", confirmButtonText : "Click here to subscribe or learn more.", cancelButtonText : "No thanks. I'd just like to keep reading.", buttonsStyling : true, customClass : "llsweetalert", showCancelButton : true }).then(function(yes){document.location="https://www.millcreekbeacon.com/subscribe";}); });

Mill Creek Beacon - Your Hometown News Source

By Dr. Ian Saltzman
Superintendent of Everett Public Schools 

Our Schools | Schools are the heart of our community

Series: Coronavirus | Story 128

Last updated 7/13/2020 at 10:22am

It is hard to imagine a year ago this month, I became Superintendent of Everett Public Schools. At that time, I knew there were challenges with overcrowding and equitable access to learning spaces in our schools. I was ready for the challenge and filled with hope and optimism for the 2019-20 school year and the opportunities it would offer our students.

Fast forward six months later when school buildings were ordered to close due to COVID-19. It quickly became clear that schools are the heart of our community. Schools provide so much more than classroom instruction. Our students and families rely on us to provide many other vital services including academic supports, health therapies, mental health and behavioral supports, access to nutritious food and so much more.

During school building closure, we served over 200,000 meals to children in our community. The voter-supported 2016 technology levy made it possible to provide more than 3,000 devices and hundreds of hotspots to students. Access to this technology allowed teachers and students to adapt quickly to a new, remote learning environment.

Another big change we made as a result of COVID-19 was to postpone our April 28 capital bond to comply with social distancing guidance from the governor. However, the need to build more schools, enhance safety, improve STEM opportunities, and add space for students remains. It is our duty and responsibility to afford all students access to 21st-century learning facilities and programs so they graduate future-ready. Our school board is committed to this goal and the unchanged $317.4 million bond will appear on the Aug. 4, 2020, ballot.

Although school districts are funded through state, local, and federal dollars, the state provides limited funding for major school construction projects. Everett Public Schools relies on local, voter-approved bonds to pay for construction, maintenance, and renovations to schools and classrooms.
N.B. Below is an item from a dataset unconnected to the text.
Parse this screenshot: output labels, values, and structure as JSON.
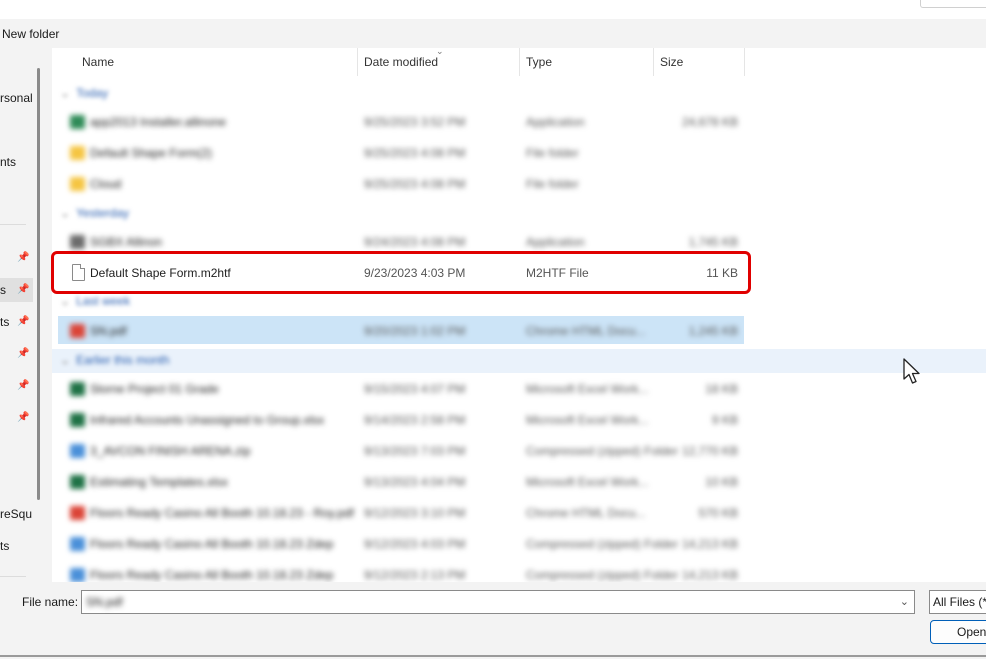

Every school at every level in our district will benefit if this bond passes. The community created this bond package, spending eight months investigating the needs in the district, the costs of projects, and balancing the projects throughout the district at all grade levels while being mindful of tax implications.

The 2020 capital projects bond prepares our students for the future by increasing safety and security, providing facilities and tools for STEM and career pathways, increasing space to learn, adding classrooms, and repairing aging systems in our schools like HVAC, roofing, and flooring.

View the entire list of projects included in the bond proposal at http://www.everettsd.org and see which ones impact your local school. The great news is all $317.4 million worth of projects can be completed with an overall decrease in your school district tax rate.

These are challenging times, and I am so thankful to our families, staff, and community who have rallied together to support our students. I am incredibly proud of our children, who have shown extraordinary resilience and courage, finishing out the school year strong in the face of unprecedented circumstances.

Thank you for the support you continue to provide our students and our schools. Be safe and well and please remember to vote in August.


Reader Comments


Our Family of Publications Includes:

Powered by ROAR Online Publication Software from Lions Light Corporation
© Copyright 2020